As the minister droned on, reading from the Book of Common Order, Emma looked over her shoulder again to see her mother turn her face into her papa’s coat as if she could no longer bear to watch the proceedings. Her sisters were beginning to sniffle more loudly by the minute. Ernestine’s sharp little nose was as pink as a rabbit’s and judging by the violent quiver of Edwina’s plump bottom lip, it was only a matter of time before she broke into full-fledged sobs.
Soon the minister’s ramblings would draw to a close, leaving Emma with no choice but to pledge her devotion and her body to this shriveled stranger.
She cast a wild-eyed glance behind her, wondering what they would all do if she lifted the lace-trimmed hem of her silk wedding dress and made a mad dash for the door. She’d heard numerous cautionary tales of careless travelers disappearing into the Highland wilderness, never to be seen or heard from again. At the moment, it sounded like a wonderfully tempting prospect. After all, it wasn’t as if her decrepit groom could chase her down, toss her over his shoulder and haul her back to the altar.
As if to underscore that fact, the earl began to croak out his vows. Too soon, he was done and the minister was looking expectantly at her.
As was everyone else in the abbey.
As her silence dragged on, one of the women murmured, “Och, the puir lass is overcome with emotion.”
“If she swoons, he’ll naught be able to catch her without breakin’ his back,” her companion whispered.
Emma opened her mouth, then closed it again. It had gone as dry as cotton, forcing her to wet her lips with the tip of her tongue before she made another attempt at speech.

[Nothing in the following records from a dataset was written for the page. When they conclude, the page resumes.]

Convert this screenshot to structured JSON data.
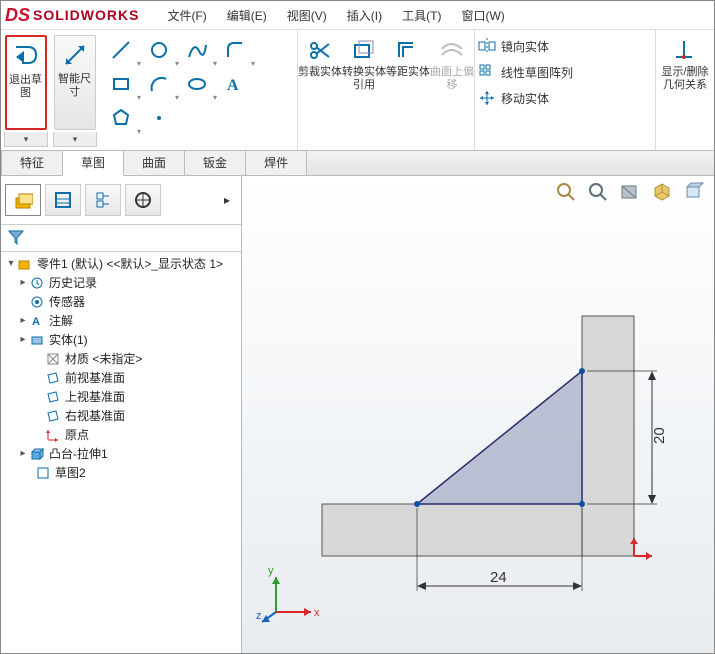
{
  "brand": {
    "ds": "DS",
    "name": "SOLIDWORKS",
    "color": "#c8102e"
  },
  "menu": {
    "file": "文件(F)",
    "edit": "编辑(E)",
    "view": "视图(V)",
    "insert": "插入(I)",
    "tools": "工具(T)",
    "window": "窗口(W)"
  },
  "ribbon": {
    "exit_sketch": "退出草图",
    "smart_dim": "智能尺寸",
    "trim": "剪裁实体",
    "convert": "转换实体引用",
    "offset": "等距实体",
    "offset_surface": "曲面上偏移",
    "mirror": "镜向实体",
    "linear_pattern": "线性草图阵列",
    "move": "移动实体",
    "display_delete_relations": "显示/删除几何关系"
  },
  "tabs": {
    "feature": "特征",
    "sketch": "草图",
    "surface": "曲面",
    "sheetmetal": "钣金",
    "weldment": "焊件"
  },
  "tree": {
    "root": "零件1 (默认) <<默认>_显示状态 1>",
    "history": "历史记录",
    "sensors": "传感器",
    "annotations": "注解",
    "solid_bodies": "实体(1)",
    "material": "材质 <未指定>",
    "front_plane": "前视基准面",
    "top_plane": "上视基准面",
    "right_plane": "右视基准面",
    "origin": "原点",
    "boss_extrude": "凸台-拉伸1",
    "sketch2": "草图2"
  },
  "dims": {
    "vertical": "20",
    "horizontal": "24"
  },
  "axes": {
    "x": "x",
    "y": "y",
    "z": "z"
  }
}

The minister blinked at her from behind his steel-rimmed spectacles, the compassion in his kind brown eyes bringing her dangerously near to tears.
Emma glanced over her shoulder again but this time it wasn’t her mother or her sisters who captured her gaze but her papa.
The Devil Wears Plaid by Teresa Medeiros / History & Fiction have rating 4 out of 5 / Based on32 votes